Records provided:
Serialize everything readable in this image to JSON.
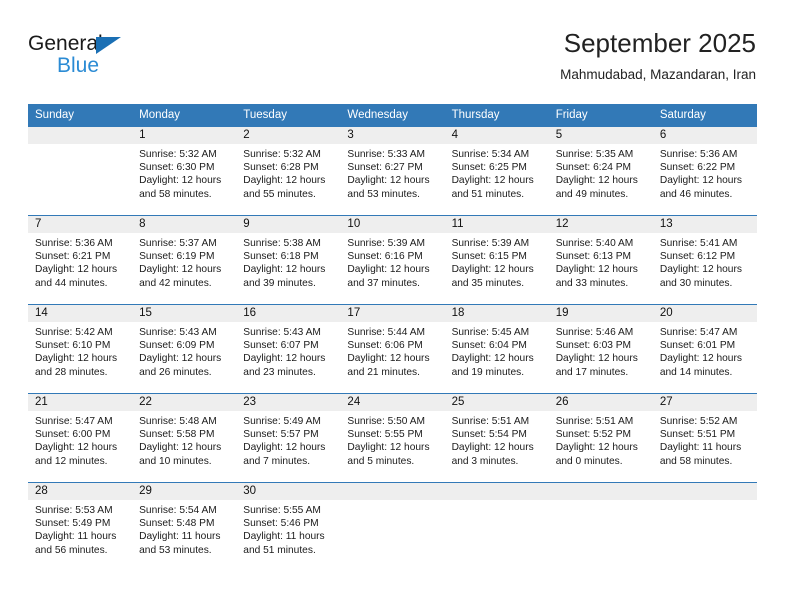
{
  "brand": {
    "name_part1": "General",
    "name_part2": "Blue",
    "triangle_color": "#1a6fb4",
    "blue_color": "#2b8bd4"
  },
  "header": {
    "month_title": "September 2025",
    "location": "Mahmudabad, Mazandaran, Iran"
  },
  "theme": {
    "header_row_bg": "#3279b7",
    "date_band_bg": "#eeeeee",
    "separator": "#3279b7"
  },
  "weekdays": [
    "Sunday",
    "Monday",
    "Tuesday",
    "Wednesday",
    "Thursday",
    "Friday",
    "Saturday"
  ],
  "weeks": [
    {
      "days": [
        {
          "num": "",
          "l1": "",
          "l2": "",
          "l3": "",
          "l4": ""
        },
        {
          "num": "1",
          "l1": "Sunrise: 5:32 AM",
          "l2": "Sunset: 6:30 PM",
          "l3": "Daylight: 12 hours",
          "l4": "and 58 minutes."
        },
        {
          "num": "2",
          "l1": "Sunrise: 5:32 AM",
          "l2": "Sunset: 6:28 PM",
          "l3": "Daylight: 12 hours",
          "l4": "and 55 minutes."
        },
        {
          "num": "3",
          "l1": "Sunrise: 5:33 AM",
          "l2": "Sunset: 6:27 PM",
          "l3": "Daylight: 12 hours",
          "l4": "and 53 minutes."
        },
        {
          "num": "4",
          "l1": "Sunrise: 5:34 AM",
          "l2": "Sunset: 6:25 PM",
          "l3": "Daylight: 12 hours",
          "l4": "and 51 minutes."
        },
        {
          "num": "5",
          "l1": "Sunrise: 5:35 AM",
          "l2": "Sunset: 6:24 PM",
          "l3": "Daylight: 12 hours",
          "l4": "and 49 minutes."
        },
        {
          "num": "6",
          "l1": "Sunrise: 5:36 AM",
          "l2": "Sunset: 6:22 PM",
          "l3": "Daylight: 12 hours",
          "l4": "and 46 minutes."
        }
      ]
    },
    {
      "days": [
        {
          "num": "7",
          "l1": "Sunrise: 5:36 AM",
          "l2": "Sunset: 6:21 PM",
          "l3": "Daylight: 12 hours",
          "l4": "and 44 minutes."
        },
        {
          "num": "8",
          "l1": "Sunrise: 5:37 AM",
          "l2": "Sunset: 6:19 PM",
          "l3": "Daylight: 12 hours",
          "l4": "and 42 minutes."
        },
        {
          "num": "9",
          "l1": "Sunrise: 5:38 AM",
          "l2": "Sunset: 6:18 PM",
          "l3": "Daylight: 12 hours",
          "l4": "and 39 minutes."
        },
        {
          "num": "10",
          "l1": "Sunrise: 5:39 AM",
          "l2": "Sunset: 6:16 PM",
          "l3": "Daylight: 12 hours",
          "l4": "and 37 minutes."
        },
        {
          "num": "11",
          "l1": "Sunrise: 5:39 AM",
          "l2": "Sunset: 6:15 PM",
          "l3": "Daylight: 12 hours",
          "l4": "and 35 minutes."
        },
        {
          "num": "12",
          "l1": "Sunrise: 5:40 AM",
          "l2": "Sunset: 6:13 PM",
          "l3": "Daylight: 12 hours",
          "l4": "and 33 minutes."
        },
        {
          "num": "13",
          "l1": "Sunrise: 5:41 AM",
          "l2": "Sunset: 6:12 PM",
          "l3": "Daylight: 12 hours",
          "l4": "and 30 minutes."
        }
      ]
    },
    {
      "days": [
        {
          "num": "14",
          "l1": "Sunrise: 5:42 AM",
          "l2": "Sunset: 6:10 PM",
          "l3": "Daylight: 12 hours",
          "l4": "and 28 minutes."
        },
        {
          "num": "15",
          "l1": "Sunrise: 5:43 AM",
          "l2": "Sunset: 6:09 PM",
          "l3": "Daylight: 12 hours",
          "l4": "and 26 minutes."
        },
        {
          "num": "16",
          "l1": "Sunrise: 5:43 AM",
          "l2": "Sunset: 6:07 PM",
          "l3": "Daylight: 12 hours",
          "l4": "and 23 minutes."
        },
        {
          "num": "17",
          "l1": "Sunrise: 5:44 AM",
          "l2": "Sunset: 6:06 PM",
          "l3": "Daylight: 12 hours",
          "l4": "and 21 minutes."
        },
        {
          "num": "18",
          "l1": "Sunrise: 5:45 AM",
          "l2": "Sunset: 6:04 PM",
          "l3": "Daylight: 12 hours",
          "l4": "and 19 minutes."
        },
        {
          "num": "19",
          "l1": "Sunrise: 5:46 AM",
          "l2": "Sunset: 6:03 PM",
          "l3": "Daylight: 12 hours",
          "l4": "and 17 minutes."
        },
        {
          "num": "20",
          "l1": "Sunrise: 5:47 AM",
          "l2": "Sunset: 6:01 PM",
          "l3": "Daylight: 12 hours",
          "l4": "and 14 minutes."
        }
      ]
    },
    {
      "days": [
        {
          "num": "21",
          "l1": "Sunrise: 5:47 AM",
          "l2": "Sunset: 6:00 PM",
          "l3": "Daylight: 12 hours",
          "l4": "and 12 minutes."
        },
        {
          "num": "22",
          "l1": "Sunrise: 5:48 AM",
          "l2": "Sunset: 5:58 PM",
          "l3": "Daylight: 12 hours",
          "l4": "and 10 minutes."
        },
        {
          "num": "23",
          "l1": "Sunrise: 5:49 AM",
          "l2": "Sunset: 5:57 PM",
          "l3": "Daylight: 12 hours",
          "l4": "and 7 minutes."
        },
        {
          "num": "24",
          "l1": "Sunrise: 5:50 AM",
          "l2": "Sunset: 5:55 PM",
          "l3": "Daylight: 12 hours",
          "l4": "and 5 minutes."
        },
        {
          "num": "25",
          "l1": "Sunrise: 5:51 AM",
          "l2": "Sunset: 5:54 PM",
          "l3": "Daylight: 12 hours",
          "l4": "and 3 minutes."
        },
        {
          "num": "26",
          "l1": "Sunrise: 5:51 AM",
          "l2": "Sunset: 5:52 PM",
          "l3": "Daylight: 12 hours",
          "l4": "and 0 minutes."
        },
        {
          "num": "27",
          "l1": "Sunrise: 5:52 AM",
          "l2": "Sunset: 5:51 PM",
          "l3": "Daylight: 11 hours",
          "l4": "and 58 minutes."
        }
      ]
    },
    {
      "days": [
        {
          "num": "28",
          "l1": "Sunrise: 5:53 AM",
          "l2": "Sunset: 5:49 PM",
          "l3": "Daylight: 11 hours",
          "l4": "and 56 minutes."
        },
        {
          "num": "29",
          "l1": "Sunrise: 5:54 AM",
          "l2": "Sunset: 5:48 PM",
          "l3": "Daylight: 11 hours",
          "l4": "and 53 minutes."
        },
        {
          "num": "30",
          "l1": "Sunrise: 5:55 AM",
          "l2": "Sunset: 5:46 PM",
          "l3": "Daylight: 11 hours",
          "l4": "and 51 minutes."
        },
        {
          "num": "",
          "l1": "",
          "l2": "",
          "l3": "",
          "l4": ""
        },
        {
          "num": "",
          "l1": "",
          "l2": "",
          "l3": "",
          "l4": ""
        },
        {
          "num": "",
          "l1": "",
          "l2": "",
          "l3": "",
          "l4": ""
        },
        {
          "num": "",
          "l1": "",
          "l2": "",
          "l3": "",
          "l4": ""
        }
      ]
    }
  ]
}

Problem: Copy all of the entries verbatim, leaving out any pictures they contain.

Response below:
Serialize everything readable in this image to JSON.
{
  "brand": {
    "name_part1": "General",
    "name_part2": "Blue",
    "triangle_color": "#1a6fb4",
    "blue_color": "#2b8bd4"
  },
  "header": {
    "month_title": "September 2025",
    "location": "Mahmudabad, Mazandaran, Iran"
  },
  "theme": {
    "header_row_bg": "#3279b7",
    "date_band_bg": "#eeeeee",
    "separator": "#3279b7"
  },
  "weekdays": [
    "Sunday",
    "Monday",
    "Tuesday",
    "Wednesday",
    "Thursday",
    "Friday",
    "Saturday"
  ],
  "weeks": [
    {
      "days": [
        {
          "num": "",
          "l1": "",
          "l2": "",
          "l3": "",
          "l4": ""
        },
        {
          "num": "1",
          "l1": "Sunrise: 5:32 AM",
          "l2": "Sunset: 6:30 PM",
          "l3": "Daylight: 12 hours",
          "l4": "and 58 minutes."
        },
        {
          "num": "2",
          "l1": "Sunrise: 5:32 AM",
          "l2": "Sunset: 6:28 PM",
          "l3": "Daylight: 12 hours",
          "l4": "and 55 minutes."
        },
        {
          "num": "3",
          "l1": "Sunrise: 5:33 AM",
          "l2": "Sunset: 6:27 PM",
          "l3": "Daylight: 12 hours",
          "l4": "and 53 minutes."
        },
        {
          "num": "4",
          "l1": "Sunrise: 5:34 AM",
          "l2": "Sunset: 6:25 PM",
          "l3": "Daylight: 12 hours",
          "l4": "and 51 minutes."
        },
        {
          "num": "5",
          "l1": "Sunrise: 5:35 AM",
          "l2": "Sunset: 6:24 PM",
          "l3": "Daylight: 12 hours",
          "l4": "and 49 minutes."
        },
        {
          "num": "6",
          "l1": "Sunrise: 5:36 AM",
          "l2": "Sunset: 6:22 PM",
          "l3": "Daylight: 12 hours",
          "l4": "and 46 minutes."
        }
      ]
    },
    {
      "days": [
        {
          "num": "7",
          "l1": "Sunrise: 5:36 AM",
          "l2": "Sunset: 6:21 PM",
          "l3": "Daylight: 12 hours",
          "l4": "and 44 minutes."
        },
        {
          "num": "8",
          "l1": "Sunrise: 5:37 AM",
          "l2": "Sunset: 6:19 PM",
          "l3": "Daylight: 12 hours",
          "l4": "and 42 minutes."
        },
        {
          "num": "9",
          "l1": "Sunrise: 5:38 AM",
          "l2": "Sunset: 6:18 PM",
          "l3": "Daylight: 12 hours",
          "l4": "and 39 minutes."
        },
        {
          "num": "10",
          "l1": "Sunrise: 5:39 AM",
          "l2": "Sunset: 6:16 PM",
          "l3": "Daylight: 12 hours",
          "l4": "and 37 minutes."
        },
        {
          "num": "11",
          "l1": "Sunrise: 5:39 AM",
          "l2": "Sunset: 6:15 PM",
          "l3": "Daylight: 12 hours",
          "l4": "and 35 minutes."
        },
        {
          "num": "12",
          "l1": "Sunrise: 5:40 AM",
          "l2": "Sunset: 6:13 PM",
          "l3": "Daylight: 12 hours",
          "l4": "and 33 minutes."
        },
        {
          "num": "13",
          "l1": "Sunrise: 5:41 AM",
          "l2": "Sunset: 6:12 PM",
          "l3": "Daylight: 12 hours",
          "l4": "and 30 minutes."
        }
      ]
    },
    {
      "days": [
        {
          "num": "14",
          "l1": "Sunrise: 5:42 AM",
          "l2": "Sunset: 6:10 PM",
          "l3": "Daylight: 12 hours",
          "l4": "and 28 minutes."
        },
        {
          "num": "15",
          "l1": "Sunrise: 5:43 AM",
          "l2": "Sunset: 6:09 PM",
          "l3": "Daylight: 12 hours",
          "l4": "and 26 minutes."
        },
        {
          "num": "16",
          "l1": "Sunrise: 5:43 AM",
          "l2": "Sunset: 6:07 PM",
          "l3": "Daylight: 12 hours",
          "l4": "and 23 minutes."
        },
        {
          "num": "17",
          "l1": "Sunrise: 5:44 AM",
          "l2": "Sunset: 6:06 PM",
          "l3": "Daylight: 12 hours",
          "l4": "and 21 minutes."
        },
        {
          "num": "18",
          "l1": "Sunrise: 5:45 AM",
          "l2": "Sunset: 6:04 PM",
          "l3": "Daylight: 12 hours",
          "l4": "and 19 minutes."
        },
        {
          "num": "19",
          "l1": "Sunrise: 5:46 AM",
          "l2": "Sunset: 6:03 PM",
          "l3": "Daylight: 12 hours",
          "l4": "and 17 minutes."
        },
        {
          "num": "20",
          "l1": "Sunrise: 5:47 AM",
          "l2": "Sunset: 6:01 PM",
          "l3": "Daylight: 12 hours",
          "l4": "and 14 minutes."
        }
      ]
    },
    {
      "days": [
        {
          "num": "21",
          "l1": "Sunrise: 5:47 AM",
          "l2": "Sunset: 6:00 PM",
          "l3": "Daylight: 12 hours",
          "l4": "and 12 minutes."
        },
        {
          "num": "22",
          "l1": "Sunrise: 5:48 AM",
          "l2": "Sunset: 5:58 PM",
          "l3": "Daylight: 12 hours",
          "l4": "and 10 minutes."
        },
        {
          "num": "23",
          "l1": "Sunrise: 5:49 AM",
          "l2": "Sunset: 5:57 PM",
          "l3": "Daylight: 12 hours",
          "l4": "and 7 minutes."
        },
        {
          "num": "24",
          "l1": "Sunrise: 5:50 AM",
          "l2": "Sunset: 5:55 PM",
          "l3": "Daylight: 12 hours",
          "l4": "and 5 minutes."
        },
        {
          "num": "25",
          "l1": "Sunrise: 5:51 AM",
          "l2": "Sunset: 5:54 PM",
          "l3": "Daylight: 12 hours",
          "l4": "and 3 minutes."
        },
        {
          "num": "26",
          "l1": "Sunrise: 5:51 AM",
          "l2": "Sunset: 5:52 PM",
          "l3": "Daylight: 12 hours",
          "l4": "and 0 minutes."
        },
        {
          "num": "27",
          "l1": "Sunrise: 5:52 AM",
          "l2": "Sunset: 5:51 PM",
          "l3": "Daylight: 11 hours",
          "l4": "and 58 minutes."
        }
      ]
    },
    {
      "days": [
        {
          "num": "28",
          "l1": "Sunrise: 5:53 AM",
          "l2": "Sunset: 5:49 PM",
          "l3": "Daylight: 11 hours",
          "l4": "and 56 minutes."
        },
        {
          "num": "29",
          "l1": "Sunrise: 5:54 AM",
          "l2": "Sunset: 5:48 PM",
          "l3": "Daylight: 11 hours",
          "l4": "and 53 minutes."
        },
        {
          "num": "30",
          "l1": "Sunrise: 5:55 AM",
          "l2": "Sunset: 5:46 PM",
          "l3": "Daylight: 11 hours",
          "l4": "and 51 minutes."
        },
        {
          "num": "",
          "l1": "",
          "l2": "",
          "l3": "",
          "l4": ""
        },
        {
          "num": "",
          "l1": "",
          "l2": "",
          "l3": "",
          "l4": ""
        },
        {
          "num": "",
          "l1": "",
          "l2": "",
          "l3": "",
          "l4": ""
        },
        {
          "num": "",
          "l1": "",
          "l2": "",
          "l3": "",
          "l4": ""
        }
      ]
    }
  ]
}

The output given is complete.